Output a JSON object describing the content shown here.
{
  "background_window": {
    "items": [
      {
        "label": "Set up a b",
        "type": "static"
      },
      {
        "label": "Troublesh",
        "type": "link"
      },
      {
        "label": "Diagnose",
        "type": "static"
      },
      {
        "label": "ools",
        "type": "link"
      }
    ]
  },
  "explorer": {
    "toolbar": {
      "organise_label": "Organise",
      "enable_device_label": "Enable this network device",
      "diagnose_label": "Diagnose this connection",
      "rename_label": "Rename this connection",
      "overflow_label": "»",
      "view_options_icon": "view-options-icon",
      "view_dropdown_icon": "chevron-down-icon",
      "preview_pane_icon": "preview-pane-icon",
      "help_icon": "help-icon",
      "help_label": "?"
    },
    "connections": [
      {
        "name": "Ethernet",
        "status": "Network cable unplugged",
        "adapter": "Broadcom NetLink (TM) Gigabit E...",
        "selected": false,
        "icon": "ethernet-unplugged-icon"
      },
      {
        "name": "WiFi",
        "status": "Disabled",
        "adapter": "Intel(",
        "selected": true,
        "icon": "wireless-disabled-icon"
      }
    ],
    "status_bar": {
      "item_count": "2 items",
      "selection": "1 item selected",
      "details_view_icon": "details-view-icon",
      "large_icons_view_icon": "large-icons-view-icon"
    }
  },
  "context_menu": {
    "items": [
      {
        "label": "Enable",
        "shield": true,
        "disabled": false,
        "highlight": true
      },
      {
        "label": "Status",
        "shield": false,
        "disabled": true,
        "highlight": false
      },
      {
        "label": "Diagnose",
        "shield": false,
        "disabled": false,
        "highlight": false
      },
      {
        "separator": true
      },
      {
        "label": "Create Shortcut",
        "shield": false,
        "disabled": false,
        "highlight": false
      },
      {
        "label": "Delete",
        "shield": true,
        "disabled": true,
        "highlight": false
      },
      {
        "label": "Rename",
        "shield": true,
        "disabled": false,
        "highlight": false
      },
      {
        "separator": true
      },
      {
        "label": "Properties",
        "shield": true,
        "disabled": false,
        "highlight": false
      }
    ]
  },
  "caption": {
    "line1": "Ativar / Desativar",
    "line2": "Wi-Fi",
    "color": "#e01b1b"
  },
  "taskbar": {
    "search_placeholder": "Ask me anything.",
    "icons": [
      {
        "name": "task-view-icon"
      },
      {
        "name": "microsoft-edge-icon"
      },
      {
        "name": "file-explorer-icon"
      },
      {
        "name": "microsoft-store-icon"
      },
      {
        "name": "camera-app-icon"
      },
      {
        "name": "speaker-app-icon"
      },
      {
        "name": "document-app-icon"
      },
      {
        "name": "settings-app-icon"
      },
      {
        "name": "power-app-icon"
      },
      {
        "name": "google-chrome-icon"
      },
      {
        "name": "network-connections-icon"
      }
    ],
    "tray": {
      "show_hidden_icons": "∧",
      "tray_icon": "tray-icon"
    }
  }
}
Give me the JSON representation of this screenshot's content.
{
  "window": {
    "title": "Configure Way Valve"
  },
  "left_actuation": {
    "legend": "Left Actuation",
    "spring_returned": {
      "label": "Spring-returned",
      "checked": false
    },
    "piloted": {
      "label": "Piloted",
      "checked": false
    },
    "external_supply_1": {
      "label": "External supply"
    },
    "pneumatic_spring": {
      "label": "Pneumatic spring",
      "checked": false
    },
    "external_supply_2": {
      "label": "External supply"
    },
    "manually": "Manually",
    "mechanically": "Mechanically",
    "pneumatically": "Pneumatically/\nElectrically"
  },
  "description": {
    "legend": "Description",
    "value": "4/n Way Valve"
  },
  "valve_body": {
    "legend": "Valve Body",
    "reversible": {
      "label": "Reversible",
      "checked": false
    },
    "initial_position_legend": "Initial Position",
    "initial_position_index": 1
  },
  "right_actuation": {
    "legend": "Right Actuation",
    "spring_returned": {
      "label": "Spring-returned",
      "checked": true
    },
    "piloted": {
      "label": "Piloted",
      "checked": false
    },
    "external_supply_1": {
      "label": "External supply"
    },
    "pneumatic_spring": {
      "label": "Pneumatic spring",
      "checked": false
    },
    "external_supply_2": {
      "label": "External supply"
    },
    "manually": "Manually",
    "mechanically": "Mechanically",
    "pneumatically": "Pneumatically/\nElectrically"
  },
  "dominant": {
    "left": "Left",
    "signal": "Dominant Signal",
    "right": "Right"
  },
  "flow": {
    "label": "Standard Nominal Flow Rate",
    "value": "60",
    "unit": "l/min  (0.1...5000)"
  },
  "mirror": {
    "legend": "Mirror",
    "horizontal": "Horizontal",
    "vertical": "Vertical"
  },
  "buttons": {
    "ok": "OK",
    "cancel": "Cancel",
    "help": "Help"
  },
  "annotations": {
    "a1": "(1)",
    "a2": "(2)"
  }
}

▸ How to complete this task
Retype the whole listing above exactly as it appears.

▸ Problem solution
Output a JSON object describing the content shown here.
{
  "background_window": {
    "items": [
      {
        "label": "Set up a b",
        "type": "static"
      },
      {
        "label": "Troublesh",
        "type": "link"
      },
      {
        "label": "Diagnose",
        "type": "static"
      },
      {
        "label": "ools",
        "type": "link"
      }
    ]
  },
  "explorer": {
    "toolbar": {
      "organise_label": "Organise",
      "enable_device_label": "Enable this network device",
      "diagnose_label": "Diagnose this connection",
      "rename_label": "Rename this connection",
      "overflow_label": "»",
      "view_options_icon": "view-options-icon",
      "view_dropdown_icon": "chevron-down-icon",
      "preview_pane_icon": "preview-pane-icon",
      "help_icon": "help-icon",
      "help_label": "?"
    },
    "connections": [
      {
        "name": "Ethernet",
        "status": "Network cable unplugged",
        "adapter": "Broadcom NetLink (TM) Gigabit E...",
        "selected": false,
        "icon": "ethernet-unplugged-icon"
      },
      {
        "name": "WiFi",
        "status": "Disabled",
        "adapter": "Intel(",
        "selected": true,
        "icon": "wireless-disabled-icon"
      }
    ],
    "status_bar": {
      "item_count": "2 items",
      "selection": "1 item selected",
      "details_view_icon": "details-view-icon",
      "large_icons_view_icon": "large-icons-view-icon"
    }
  },
  "context_menu": {
    "items": [
      {
        "label": "Enable",
        "shield": true,
        "disabled": false,
        "highlight": true
      },
      {
        "label": "Status",
        "shield": false,
        "disabled": true,
        "highlight": false
      },
      {
        "label": "Diagnose",
        "shield": false,
        "disabled": false,
        "highlight": false
      },
      {
        "separator": true
      },
      {
        "label": "Create Shortcut",
        "shield": false,
        "disabled": false,
        "highlight": false
      },
      {
        "label": "Delete",
        "shield": true,
        "disabled": true,
        "highlight": false
      },
      {
        "label": "Rename",
        "shield": true,
        "disabled": false,
        "highlight": false
      },
      {
        "separator": true
      },
      {
        "label": "Properties",
        "shield": true,
        "disabled": false,
        "highlight": false
      }
    ]
  },
  "caption": {
    "line1": "Ativar / Desativar",
    "line2": "Wi-Fi",
    "color": "#e01b1b"
  },
  "taskbar": {
    "search_placeholder": "Ask me anything.",
    "icons": [
      {
        "name": "task-view-icon"
      },
      {
        "name": "microsoft-edge-icon"
      },
      {
        "name": "file-explorer-icon"
      },
      {
        "name": "microsoft-store-icon"
      },
      {
        "name": "camera-app-icon"
      },
      {
        "name": "speaker-app-icon"
      },
      {
        "name": "document-app-icon"
      },
      {
        "name": "settings-app-icon"
      },
      {
        "name": "power-app-icon"
      },
      {
        "name": "google-chrome-icon"
      },
      {
        "name": "network-connections-icon"
      }
    ],
    "tray": {
      "show_hidden_icons": "∧",
      "tray_icon": "tray-icon"
    }
  }
}
Give me the JSON representation of this screenshot's content.
{
  "window": {
    "title": "Configure Way Valve"
  },
  "left_actuation": {
    "legend": "Left Actuation",
    "spring_returned": {
      "label": "Spring-returned",
      "checked": false
    },
    "piloted": {
      "label": "Piloted",
      "checked": false
    },
    "external_supply_1": {
      "label": "External supply"
    },
    "pneumatic_spring": {
      "label": "Pneumatic spring",
      "checked": false
    },
    "external_supply_2": {
      "label": "External supply"
    },
    "manually": "Manually",
    "mechanically": "Mechanically",
    "pneumatically": "Pneumatically/\nElectrically"
  },
  "description": {
    "legend": "Description",
    "value": "4/n Way Valve"
  },
  "valve_body": {
    "legend": "Valve Body",
    "reversible": {
      "label": "Reversible",
      "checked": false
    },
    "initial_position_legend": "Initial Position",
    "initial_position_index": 1
  },
  "right_actuation": {
    "legend": "Right Actuation",
    "spring_returned": {
      "label": "Spring-returned",
      "checked": true
    },
    "piloted": {
      "label": "Piloted",
      "checked": false
    },
    "external_supply_1": {
      "label": "External supply"
    },
    "pneumatic_spring": {
      "label": "Pneumatic spring",
      "checked": false
    },
    "external_supply_2": {
      "label": "External supply"
    },
    "manually": "Manually",
    "mechanically": "Mechanically",
    "pneumatically": "Pneumatically/\nElectrically"
  },
  "dominant": {
    "left": "Left",
    "signal": "Dominant Signal",
    "right": "Right"
  },
  "flow": {
    "label": "Standard Nominal Flow Rate",
    "value": "60",
    "unit": "l/min  (0.1...5000)"
  },
  "mirror": {
    "legend": "Mirror",
    "horizontal": "Horizontal",
    "vertical": "Vertical"
  },
  "buttons": {
    "ok": "OK",
    "cancel": "Cancel",
    "help": "Help"
  },
  "annotations": {
    "a1": "(1)",
    "a2": "(2)"
  }
}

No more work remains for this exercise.